Review: Victorious Festival 2018, Sunday

by Keith Sandys

Victorious Festival 2018 had got off to wet start on Friday night. Although things started to dry out on Saturday, Sunday was in danger of being a complete washout.

Sure enough, the British weather hit Southsea and tried it’s hardest to dampen spirits. Yet, the Victorious Festival organisers did well to keep things going. Despite several stages having to close altogether due to safety reasons, along with those being affected by limited power, the show went on regardless.

Gomez

While having a festival on the seaside is a pretty special location, it is, however, open to the elements. As such even the main stages were suffering, Gomez ended up playing an acoustic stage under a makeshift gazebo and elsewhere stage times had gone out the window.

It was soon obvious many festival goers had decided to stay at home until the last minute. Gomez may have played to fewer people than expected, but the stripped down versions still came across really well on the big stage.

 Gomez

Gomez

Dub Pistols

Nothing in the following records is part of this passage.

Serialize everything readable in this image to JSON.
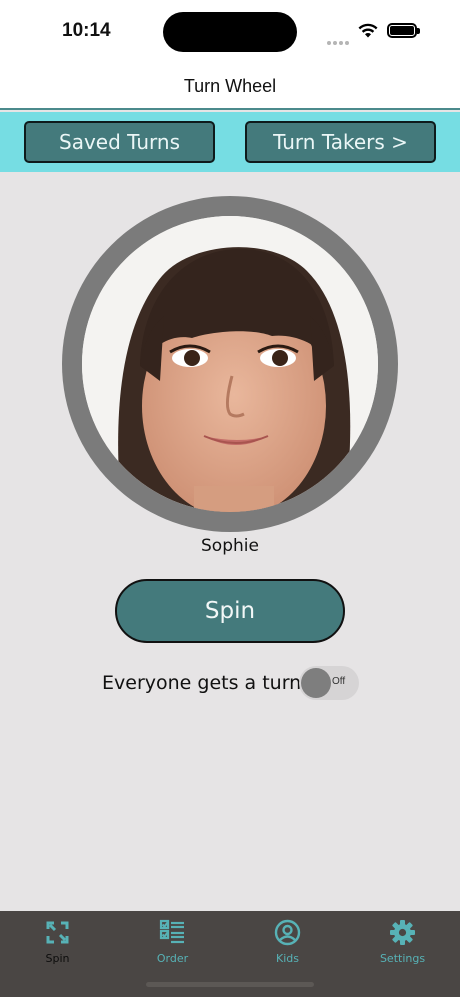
{
  "status_bar": {
    "time": "10:14"
  },
  "nav": {
    "title": "Turn Wheel"
  },
  "top_buttons": {
    "saved_turns": "Saved Turns",
    "turn_takers": "Turn Takers >"
  },
  "current_taker": {
    "name": "Sophie"
  },
  "spin_button": "Spin",
  "everyone_toggle": {
    "label": "Everyone gets a turn",
    "state": "Off"
  },
  "tabs": [
    {
      "label": "Spin",
      "icon": "spin-arrows-icon",
      "active": true
    },
    {
      "label": "Order",
      "icon": "checklist-icon",
      "active": false
    },
    {
      "label": "Kids",
      "icon": "person-circle-icon",
      "active": false
    },
    {
      "label": "Settings",
      "icon": "gear-icon",
      "active": false
    }
  ],
  "colors": {
    "accent": "#447a7c",
    "topbar": "#76dde3",
    "tabbar": "#4a4644",
    "tab_inactive": "#57b2b6"
  }
}
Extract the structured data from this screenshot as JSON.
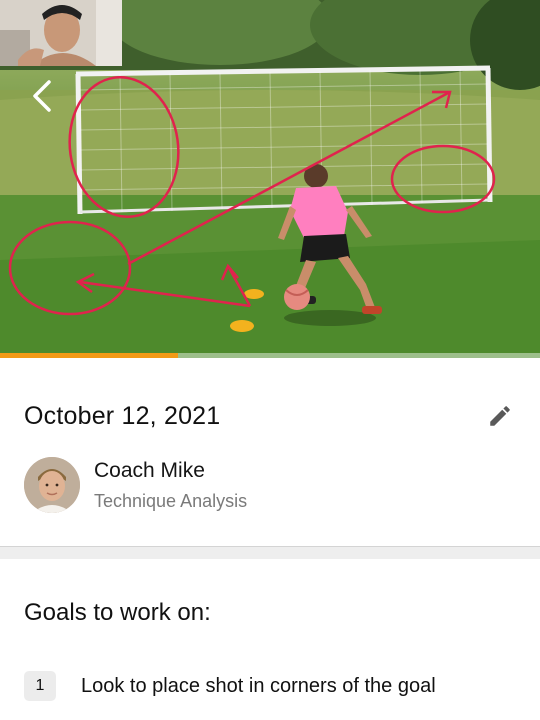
{
  "video": {
    "progress_fraction": 0.33,
    "annotation_color": "#e0234d",
    "progress_color": "#f29a17",
    "icons": {
      "back": "chevron-left-icon",
      "edit": "pencil-icon"
    }
  },
  "session": {
    "date": "October 12, 2021"
  },
  "coach": {
    "name": "Coach Mike",
    "role": "Technique Analysis"
  },
  "goals": {
    "title": "Goals to work on:",
    "items": [
      {
        "number": "1",
        "text": "Look to place shot in corners of the goal"
      }
    ]
  }
}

As the water was being swept from the stage, the wind and rain was showing no sign of letting up. It was getting to the point where the plug may have been pulled on the Dub Pistols altogether before they even started.

However, you can rely on Dub Pistols to bring the party to Portsmouth, whatever the weather. The musicians in the band may have had to huddle in a corner at the back of the stage, but that didn’t stop Seanie Tee and Barry Ashworth embracing the elements.

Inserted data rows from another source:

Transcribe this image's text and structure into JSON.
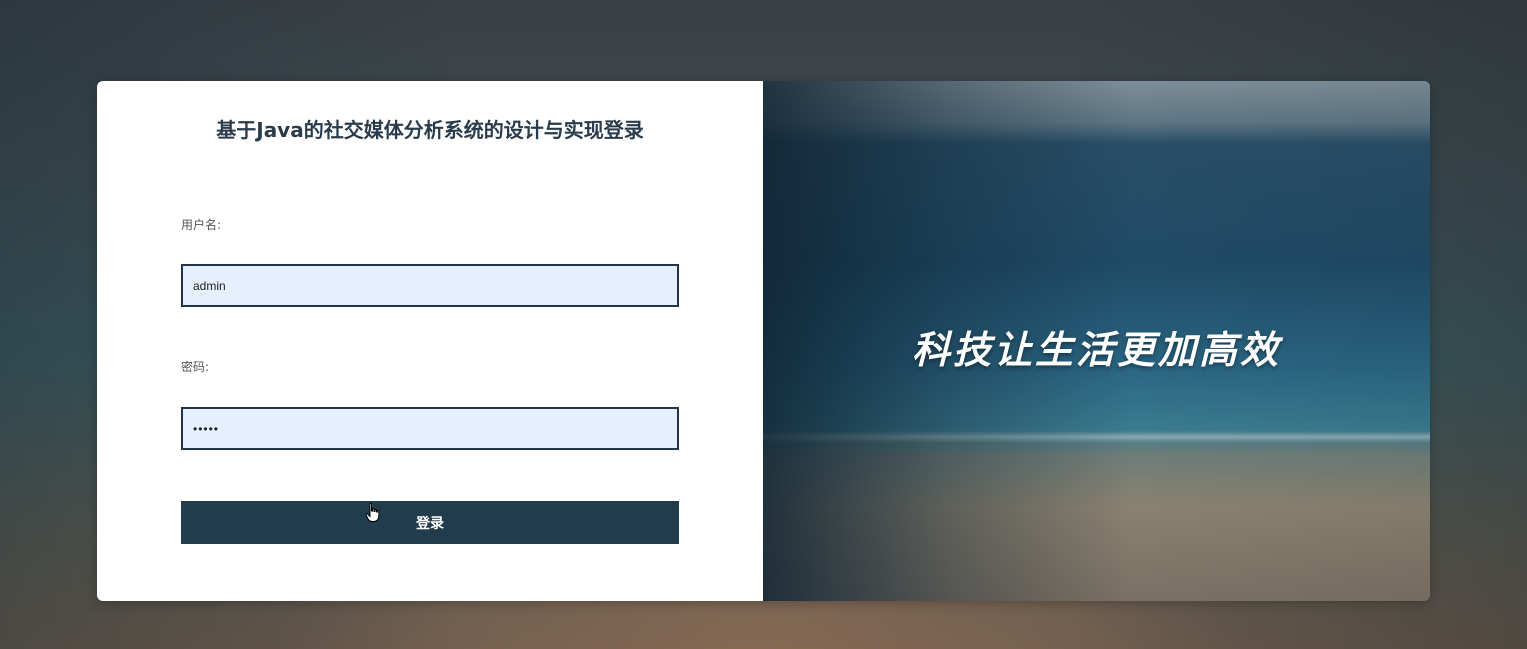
{
  "login": {
    "title": "基于Java的社交媒体分析系统的设计与实现登录",
    "username_label": "用户名:",
    "username_value": "admin",
    "password_label": "密码:",
    "password_value": "admin",
    "login_button": "登录"
  },
  "banner": {
    "slogan": "科技让生活更加高效"
  },
  "colors": {
    "primary": "#213c4c",
    "input_bg": "#e6effd",
    "input_border": "#22354a",
    "card_bg": "#ffffff"
  }
}
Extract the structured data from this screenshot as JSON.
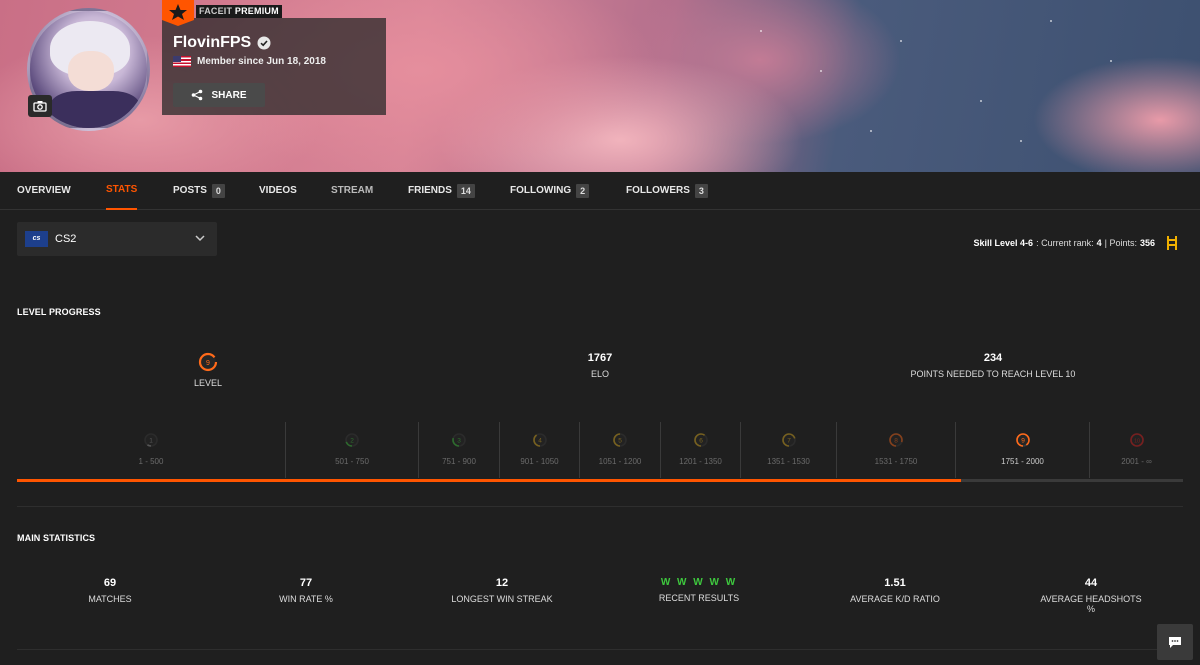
{
  "profile": {
    "premium_brand": "FACEIT",
    "premium_label": "PREMIUM",
    "username": "FlovinFPS",
    "member_since": "Member since Jun 18, 2018",
    "share_label": "SHARE"
  },
  "tabs": [
    {
      "label": "OVERVIEW",
      "count": null
    },
    {
      "label": "STATS",
      "count": null
    },
    {
      "label": "POSTS",
      "count": "0"
    },
    {
      "label": "VIDEOS",
      "count": null
    },
    {
      "label": "STREAM",
      "count": null
    },
    {
      "label": "FRIENDS",
      "count": "14"
    },
    {
      "label": "FOLLOWING",
      "count": "2"
    },
    {
      "label": "FOLLOWERS",
      "count": "3"
    }
  ],
  "game_select": {
    "logo_text": "cs",
    "value": "CS2"
  },
  "skill_info": {
    "prefix": "Skill Level 4-6",
    "rank_label": ": Current rank: ",
    "rank": "4",
    "points_label": " | Points: ",
    "points": "356"
  },
  "level_progress": {
    "title": "LEVEL PROGRESS",
    "level": "9",
    "level_label": "LEVEL",
    "elo": "1767",
    "elo_label": "ELO",
    "points_needed": "234",
    "points_needed_label": "POINTS NEEDED TO REACH LEVEL 10",
    "progress_fraction": 0.81,
    "levels": [
      {
        "n": "1",
        "range": "1 - 500",
        "color": "#9a9a9a"
      },
      {
        "n": "2",
        "range": "501 - 750",
        "color": "#3ec83e"
      },
      {
        "n": "3",
        "range": "751 - 900",
        "color": "#3ec83e"
      },
      {
        "n": "4",
        "range": "901 - 1050",
        "color": "#e0b020"
      },
      {
        "n": "5",
        "range": "1051 - 1200",
        "color": "#e0b020"
      },
      {
        "n": "6",
        "range": "1201 - 1350",
        "color": "#e0b020"
      },
      {
        "n": "7",
        "range": "1351 - 1530",
        "color": "#e0b020"
      },
      {
        "n": "8",
        "range": "1531 - 1750",
        "color": "#ff6a1a"
      },
      {
        "n": "9",
        "range": "1751 - 2000",
        "color": "#ff6a1a"
      },
      {
        "n": "10",
        "range": "2001 - ∞",
        "color": "#e02020"
      }
    ]
  },
  "main_statistics": {
    "title": "MAIN STATISTICS",
    "items": [
      {
        "value": "69",
        "label": "MATCHES"
      },
      {
        "value": "77",
        "label": "WIN RATE %"
      },
      {
        "value": "12",
        "label": "LONGEST WIN STREAK"
      },
      {
        "value": "W W W W W",
        "label": "RECENT RESULTS"
      },
      {
        "value": "1.51",
        "label": "AVERAGE K/D RATIO"
      },
      {
        "value": "44",
        "label": "AVERAGE HEADSHOTS %"
      }
    ]
  },
  "colors": {
    "accent": "#ff5500",
    "win": "#3ec83e",
    "background": "#1f1f1f"
  }
}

In fact, the pair were lapping it up, Seannie Tee in his waterproofs and umbrella, while Ashworth was getting as wet as the rest of us. The mud may have made it harder to dance, but one thing was certain, Dub Pistols yet again put on a show to remember.

 Dub Pistols

Dub Pistols

Tuba-Libres

It was soon time to give in and take shelter, which for some meant getting to see impromptu performances by the likes of Bang Bang Romeo play in nearby pubs. For others, it was to head to the Beats and Swing Tent. While local cover bands may have drawn in the crowds on smaller sages, Tuba Libres were putting their own take on familiar tunes. All with the help of a horn section and some rather unnecessary stage costumes.

Sleaford Mods

Next up it was back under the rain clouds and into the mud bath of the Common Stage. The setup for Sleaford Mods is simple, Andrew Fearn provides repetitive electronic beats while Jason Williamson delivers the vocals.

Really, it was all about Williamson and his East Midlands accent. The beats were minimalistic and other than pressing play on a laptop, Fearn was more there as moral support. Visually, however, Williamson is an intriguing character. Part humble disco dancer, part working-class hero with a mouth like a sewer.

 Sleaford Mods

Sleaford Mods

Simo Lagnawi

The World Music Stage was one arena that had to be rained off. Luckily, however, the Peoples Lounge were on hand to provide a last minute alternative. Simo Lagnawi performed some traditional Moroccan music with his bandmates on percussion, the hypnotic sounds the perfect warm-up for what followed.

The Turbans

While everyone may have been excited about the headliners, it was the Turbans that were being promoted among the smaller stages. Despite the change in performance time and having moved to an even smaller setup, the band soon lived up to the hype.

Although a traditional mix of instruments, this was musical fusion at it’s finest. It also summed up the vibes of the World Village. The Turbans come from all over Europe and beyond, resulting in a combination of Turkish folk and gypsy music, along with other Eastern flavours.

 The Turbans

The Turbans

The Prodigy

Clearly the biggest act on the Sunday of Victorious Festival 2018, the Prodigy were ready to play their only UK festival date of the year. The weather had cleared up and smoke and lasers engulfed the stage.

Opening with “Breathe” it was clear the Prodigy setlist was going to feature a number of classic dance tunes. That said, there were still a couple of more recent songs thrown in. Pretty much every track had the crowd dancing, with the really big ones spread out nicely throughout the set.

As a live act, the Prodigy have come a long way since the 1992 debut “Experience”. So while that release focussed very much on Liam Howlett as the main man, the Prodigy have gone on to grow into a full band. Keith Flint and Maxim Reality own every inch of the stage, but the live touring members are hardly hidden away.

During the encore, the Prodigy went old school with “No Good (Start the Dance)” and then ended the night with “Take me to the Hospital”. The whole show was superb, making a day out in the rain at Victorious Festival 2018 worth every moment.

As for Victorious Festival 2019, let’s just hope more bands are given tents, or at the very least that sunny Southsea lives up to its name!

 Prodigy

Prodigy